"On defense you are always reacting while on offense you have a set plan on what you are going to do," said Costigan. "I like that aspect more, so I was willing to help the team for a chance to play."
Throughout the second week of camp, Costigan had been playing second string behind Burge, but took all the reps with the first-team offense on Friday while Burge worked with the second team at right tackle.
"High-motor guy, high-energy guy, very strong and wants to play," Markuson said when asked to describe Costigan. "Kyle knew we needed help on the o-line and he embraced that. That's good for us."
Although incredibly stronger and physical, Costigan wasn't properly trained with the line's proper techniques throughout high school. As a senior, Costigan was simply taught to block opposing defenders with his arm raised horizontally in a defensive position, far from a successful formula in college.
"That doesn't work at this level," said Cositgan with a laugh. "You could be the strongest guy in the world but if your fundamentals are terrible, you are going to get blown up every time."

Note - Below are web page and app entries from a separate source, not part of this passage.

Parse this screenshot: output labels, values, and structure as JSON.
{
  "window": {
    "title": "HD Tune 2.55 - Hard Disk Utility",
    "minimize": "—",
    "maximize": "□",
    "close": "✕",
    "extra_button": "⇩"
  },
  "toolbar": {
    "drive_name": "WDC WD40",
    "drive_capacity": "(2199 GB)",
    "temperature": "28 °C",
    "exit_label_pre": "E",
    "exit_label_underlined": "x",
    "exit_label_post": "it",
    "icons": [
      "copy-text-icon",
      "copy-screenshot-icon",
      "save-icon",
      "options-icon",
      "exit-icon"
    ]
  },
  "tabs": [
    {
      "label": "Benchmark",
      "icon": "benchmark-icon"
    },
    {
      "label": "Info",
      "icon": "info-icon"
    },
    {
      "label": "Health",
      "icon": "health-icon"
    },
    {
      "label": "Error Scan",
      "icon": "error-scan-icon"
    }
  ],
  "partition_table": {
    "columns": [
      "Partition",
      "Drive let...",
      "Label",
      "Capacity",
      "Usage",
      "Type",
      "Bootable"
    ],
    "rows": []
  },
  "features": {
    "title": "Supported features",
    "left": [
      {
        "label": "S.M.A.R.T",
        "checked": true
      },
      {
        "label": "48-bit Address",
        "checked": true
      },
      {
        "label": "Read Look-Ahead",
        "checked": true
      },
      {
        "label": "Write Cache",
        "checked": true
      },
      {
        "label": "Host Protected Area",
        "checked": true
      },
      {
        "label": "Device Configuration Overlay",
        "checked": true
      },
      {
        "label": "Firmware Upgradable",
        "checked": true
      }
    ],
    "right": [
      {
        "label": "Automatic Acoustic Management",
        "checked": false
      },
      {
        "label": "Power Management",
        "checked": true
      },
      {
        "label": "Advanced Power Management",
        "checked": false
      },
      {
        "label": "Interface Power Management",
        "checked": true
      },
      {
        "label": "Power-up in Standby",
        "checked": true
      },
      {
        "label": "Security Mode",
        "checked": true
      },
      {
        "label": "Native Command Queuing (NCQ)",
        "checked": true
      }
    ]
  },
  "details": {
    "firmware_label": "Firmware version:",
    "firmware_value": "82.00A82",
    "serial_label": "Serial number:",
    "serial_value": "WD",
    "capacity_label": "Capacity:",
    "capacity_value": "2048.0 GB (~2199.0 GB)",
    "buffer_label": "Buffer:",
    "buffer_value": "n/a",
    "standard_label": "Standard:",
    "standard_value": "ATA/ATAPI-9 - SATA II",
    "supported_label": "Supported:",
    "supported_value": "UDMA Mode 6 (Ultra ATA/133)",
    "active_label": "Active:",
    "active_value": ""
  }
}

Costigan is also still refining his pass blocking, as he use to simply attack oncoming blockers instead of waiting for linemen to come to him. It's been a slower process for Costigan since he missed the first half of spring practices recovering from his foot injury.
Although he has missed time, he hasn't lost that tenacity he played defensive tackle with. Showing good ability when he pulls to block a linebacker, Costigan has proven to be a strong run blocker and keeping a strong base when he engages with defenders, things that will push Burge to stay on the top of his game as the battle for the starting spot.
"I feel everything has improved drastically since the spring," said Costigan. "I feel like every play that I have to show something to the coaches, that I am all in and I am trying my hardest. I am not focused on how Burge is doing per se, but we're obviously pushing each other to get better. I am just trying to do the best I can and improve what I have to improve. Hopefully that will take care of itself."